Content starts

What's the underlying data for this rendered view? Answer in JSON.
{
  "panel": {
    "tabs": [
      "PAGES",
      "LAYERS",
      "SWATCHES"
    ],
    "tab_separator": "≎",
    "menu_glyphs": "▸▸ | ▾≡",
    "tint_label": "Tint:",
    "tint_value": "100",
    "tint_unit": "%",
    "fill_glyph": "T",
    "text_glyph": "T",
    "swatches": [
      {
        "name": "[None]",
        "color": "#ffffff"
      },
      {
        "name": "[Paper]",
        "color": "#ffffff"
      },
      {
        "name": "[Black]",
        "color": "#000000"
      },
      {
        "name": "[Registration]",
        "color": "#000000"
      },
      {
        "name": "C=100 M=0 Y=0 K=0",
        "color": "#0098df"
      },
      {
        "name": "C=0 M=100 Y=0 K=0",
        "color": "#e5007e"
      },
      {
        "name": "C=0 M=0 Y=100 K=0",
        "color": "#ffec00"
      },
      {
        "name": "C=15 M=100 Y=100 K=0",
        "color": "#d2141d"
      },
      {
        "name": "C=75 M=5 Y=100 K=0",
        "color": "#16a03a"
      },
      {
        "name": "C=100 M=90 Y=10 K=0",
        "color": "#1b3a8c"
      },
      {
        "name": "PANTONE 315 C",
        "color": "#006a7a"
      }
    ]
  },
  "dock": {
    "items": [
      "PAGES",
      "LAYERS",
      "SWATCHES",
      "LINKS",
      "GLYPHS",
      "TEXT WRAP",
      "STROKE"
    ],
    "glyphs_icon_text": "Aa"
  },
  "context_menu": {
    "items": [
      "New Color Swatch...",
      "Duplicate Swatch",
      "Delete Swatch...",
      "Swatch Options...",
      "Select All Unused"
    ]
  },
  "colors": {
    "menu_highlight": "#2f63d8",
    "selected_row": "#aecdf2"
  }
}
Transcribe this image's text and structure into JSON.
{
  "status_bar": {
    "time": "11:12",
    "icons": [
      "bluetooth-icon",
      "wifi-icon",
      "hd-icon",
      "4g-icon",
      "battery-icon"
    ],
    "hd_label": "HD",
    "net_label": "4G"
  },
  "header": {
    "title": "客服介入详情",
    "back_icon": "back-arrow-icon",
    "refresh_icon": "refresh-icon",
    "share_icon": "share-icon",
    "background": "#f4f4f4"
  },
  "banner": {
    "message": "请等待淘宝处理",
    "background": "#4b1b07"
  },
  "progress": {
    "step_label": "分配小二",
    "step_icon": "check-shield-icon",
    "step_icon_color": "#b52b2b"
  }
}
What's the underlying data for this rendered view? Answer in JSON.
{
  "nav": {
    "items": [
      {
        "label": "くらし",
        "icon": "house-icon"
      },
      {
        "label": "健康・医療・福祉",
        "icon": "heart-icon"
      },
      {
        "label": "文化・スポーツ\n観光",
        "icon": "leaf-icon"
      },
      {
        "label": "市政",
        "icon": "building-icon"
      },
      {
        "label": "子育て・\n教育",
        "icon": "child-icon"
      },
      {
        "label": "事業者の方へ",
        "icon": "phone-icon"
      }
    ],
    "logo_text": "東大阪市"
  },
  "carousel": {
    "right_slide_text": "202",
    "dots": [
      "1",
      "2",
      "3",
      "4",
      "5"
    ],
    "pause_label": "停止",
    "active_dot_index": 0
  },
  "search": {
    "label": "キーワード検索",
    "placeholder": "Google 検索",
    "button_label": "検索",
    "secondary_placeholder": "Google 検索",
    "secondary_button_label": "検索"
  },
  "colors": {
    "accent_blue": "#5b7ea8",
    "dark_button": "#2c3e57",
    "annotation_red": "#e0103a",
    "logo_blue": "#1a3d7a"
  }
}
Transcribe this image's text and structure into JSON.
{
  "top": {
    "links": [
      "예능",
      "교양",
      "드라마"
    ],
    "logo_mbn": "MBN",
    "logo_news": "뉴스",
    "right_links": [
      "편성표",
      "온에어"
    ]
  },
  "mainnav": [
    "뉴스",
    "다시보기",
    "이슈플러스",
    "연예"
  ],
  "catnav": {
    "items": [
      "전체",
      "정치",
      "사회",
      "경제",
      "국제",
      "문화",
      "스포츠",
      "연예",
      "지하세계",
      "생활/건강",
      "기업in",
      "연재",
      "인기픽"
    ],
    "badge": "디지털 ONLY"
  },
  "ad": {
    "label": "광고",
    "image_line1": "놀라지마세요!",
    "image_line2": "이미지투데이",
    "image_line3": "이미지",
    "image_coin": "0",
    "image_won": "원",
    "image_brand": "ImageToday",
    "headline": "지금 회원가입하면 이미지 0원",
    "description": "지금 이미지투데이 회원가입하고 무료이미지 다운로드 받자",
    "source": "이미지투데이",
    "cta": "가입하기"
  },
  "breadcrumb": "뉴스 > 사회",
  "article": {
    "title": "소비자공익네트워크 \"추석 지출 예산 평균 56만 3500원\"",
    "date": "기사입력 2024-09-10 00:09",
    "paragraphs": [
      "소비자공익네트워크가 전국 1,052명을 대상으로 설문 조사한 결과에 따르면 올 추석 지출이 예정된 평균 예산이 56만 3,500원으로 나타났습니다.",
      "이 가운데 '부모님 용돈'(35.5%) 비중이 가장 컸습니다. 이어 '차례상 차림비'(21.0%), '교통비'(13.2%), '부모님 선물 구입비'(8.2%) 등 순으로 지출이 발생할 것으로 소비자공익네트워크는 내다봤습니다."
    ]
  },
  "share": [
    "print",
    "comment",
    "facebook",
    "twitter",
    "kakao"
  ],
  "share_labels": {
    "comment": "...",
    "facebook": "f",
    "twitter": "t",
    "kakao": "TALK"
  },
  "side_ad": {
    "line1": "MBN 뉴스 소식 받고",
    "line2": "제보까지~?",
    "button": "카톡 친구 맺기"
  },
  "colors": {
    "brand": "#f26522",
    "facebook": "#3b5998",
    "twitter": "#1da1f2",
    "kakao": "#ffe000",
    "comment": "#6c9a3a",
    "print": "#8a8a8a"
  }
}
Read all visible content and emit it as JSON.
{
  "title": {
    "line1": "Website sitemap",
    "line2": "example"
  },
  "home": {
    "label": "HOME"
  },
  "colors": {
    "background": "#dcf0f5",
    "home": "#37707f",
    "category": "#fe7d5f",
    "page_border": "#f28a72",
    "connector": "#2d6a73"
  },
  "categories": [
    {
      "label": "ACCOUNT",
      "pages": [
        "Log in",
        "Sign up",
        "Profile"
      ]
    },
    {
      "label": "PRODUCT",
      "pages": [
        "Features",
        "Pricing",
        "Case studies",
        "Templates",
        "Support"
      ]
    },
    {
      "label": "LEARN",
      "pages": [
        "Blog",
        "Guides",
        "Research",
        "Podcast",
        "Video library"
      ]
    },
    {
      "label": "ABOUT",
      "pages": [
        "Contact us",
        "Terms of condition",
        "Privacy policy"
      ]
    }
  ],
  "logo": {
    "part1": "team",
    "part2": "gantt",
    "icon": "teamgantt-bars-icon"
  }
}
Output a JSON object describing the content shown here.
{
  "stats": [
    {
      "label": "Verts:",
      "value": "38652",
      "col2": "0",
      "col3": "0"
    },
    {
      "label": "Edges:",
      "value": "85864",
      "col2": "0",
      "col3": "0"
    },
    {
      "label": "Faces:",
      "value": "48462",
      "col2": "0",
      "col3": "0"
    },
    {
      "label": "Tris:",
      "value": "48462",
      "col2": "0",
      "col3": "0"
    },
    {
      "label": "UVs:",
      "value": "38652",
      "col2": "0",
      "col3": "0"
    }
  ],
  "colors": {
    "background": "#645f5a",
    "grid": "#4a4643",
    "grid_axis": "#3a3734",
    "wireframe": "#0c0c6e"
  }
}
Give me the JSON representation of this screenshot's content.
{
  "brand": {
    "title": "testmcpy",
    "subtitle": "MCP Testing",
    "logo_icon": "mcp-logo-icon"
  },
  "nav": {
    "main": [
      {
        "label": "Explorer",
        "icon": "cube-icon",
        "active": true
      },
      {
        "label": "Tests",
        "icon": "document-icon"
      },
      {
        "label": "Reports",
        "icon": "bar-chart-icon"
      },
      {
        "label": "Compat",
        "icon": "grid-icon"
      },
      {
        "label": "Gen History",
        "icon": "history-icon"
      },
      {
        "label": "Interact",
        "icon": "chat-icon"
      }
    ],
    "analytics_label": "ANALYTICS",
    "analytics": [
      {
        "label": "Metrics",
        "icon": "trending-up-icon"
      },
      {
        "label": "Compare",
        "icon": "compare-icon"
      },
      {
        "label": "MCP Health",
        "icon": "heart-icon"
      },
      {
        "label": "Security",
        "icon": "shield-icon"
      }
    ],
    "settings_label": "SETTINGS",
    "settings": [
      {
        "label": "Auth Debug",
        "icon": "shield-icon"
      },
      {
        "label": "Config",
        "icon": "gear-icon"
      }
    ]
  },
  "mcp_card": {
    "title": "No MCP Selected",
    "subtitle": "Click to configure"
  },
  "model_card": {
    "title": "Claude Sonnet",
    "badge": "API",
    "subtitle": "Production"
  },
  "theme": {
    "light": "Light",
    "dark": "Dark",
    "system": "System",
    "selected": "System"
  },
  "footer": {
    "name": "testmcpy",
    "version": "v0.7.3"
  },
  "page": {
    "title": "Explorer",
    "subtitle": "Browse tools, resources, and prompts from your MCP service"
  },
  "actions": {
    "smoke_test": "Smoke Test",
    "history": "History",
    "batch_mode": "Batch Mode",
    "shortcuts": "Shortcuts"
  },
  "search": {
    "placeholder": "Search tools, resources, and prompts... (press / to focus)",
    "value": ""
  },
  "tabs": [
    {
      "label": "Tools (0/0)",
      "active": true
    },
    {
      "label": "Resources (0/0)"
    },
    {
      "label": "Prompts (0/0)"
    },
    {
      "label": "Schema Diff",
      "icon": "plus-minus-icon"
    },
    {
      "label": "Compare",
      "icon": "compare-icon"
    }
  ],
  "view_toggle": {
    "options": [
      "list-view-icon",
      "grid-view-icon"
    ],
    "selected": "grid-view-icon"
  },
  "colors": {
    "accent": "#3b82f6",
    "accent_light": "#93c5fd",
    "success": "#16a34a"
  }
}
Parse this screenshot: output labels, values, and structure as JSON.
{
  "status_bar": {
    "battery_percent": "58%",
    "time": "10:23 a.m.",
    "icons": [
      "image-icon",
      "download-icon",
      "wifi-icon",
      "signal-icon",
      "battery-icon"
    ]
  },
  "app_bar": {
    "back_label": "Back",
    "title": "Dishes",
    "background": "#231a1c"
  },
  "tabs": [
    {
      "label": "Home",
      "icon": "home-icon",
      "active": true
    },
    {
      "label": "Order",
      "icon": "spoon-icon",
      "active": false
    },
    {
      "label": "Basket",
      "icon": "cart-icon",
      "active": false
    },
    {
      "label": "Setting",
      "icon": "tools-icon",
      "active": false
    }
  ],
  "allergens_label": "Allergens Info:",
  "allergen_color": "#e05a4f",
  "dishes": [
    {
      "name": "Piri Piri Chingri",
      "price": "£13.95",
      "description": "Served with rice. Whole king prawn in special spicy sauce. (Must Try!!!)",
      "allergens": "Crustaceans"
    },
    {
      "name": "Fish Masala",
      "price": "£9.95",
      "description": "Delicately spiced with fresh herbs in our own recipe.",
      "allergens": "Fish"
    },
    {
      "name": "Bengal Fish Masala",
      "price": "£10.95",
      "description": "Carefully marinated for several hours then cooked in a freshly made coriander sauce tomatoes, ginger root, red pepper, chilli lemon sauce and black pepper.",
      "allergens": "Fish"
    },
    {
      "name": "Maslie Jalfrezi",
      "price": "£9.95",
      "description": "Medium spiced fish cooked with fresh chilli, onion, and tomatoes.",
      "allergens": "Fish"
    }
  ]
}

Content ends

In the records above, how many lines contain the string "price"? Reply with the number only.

4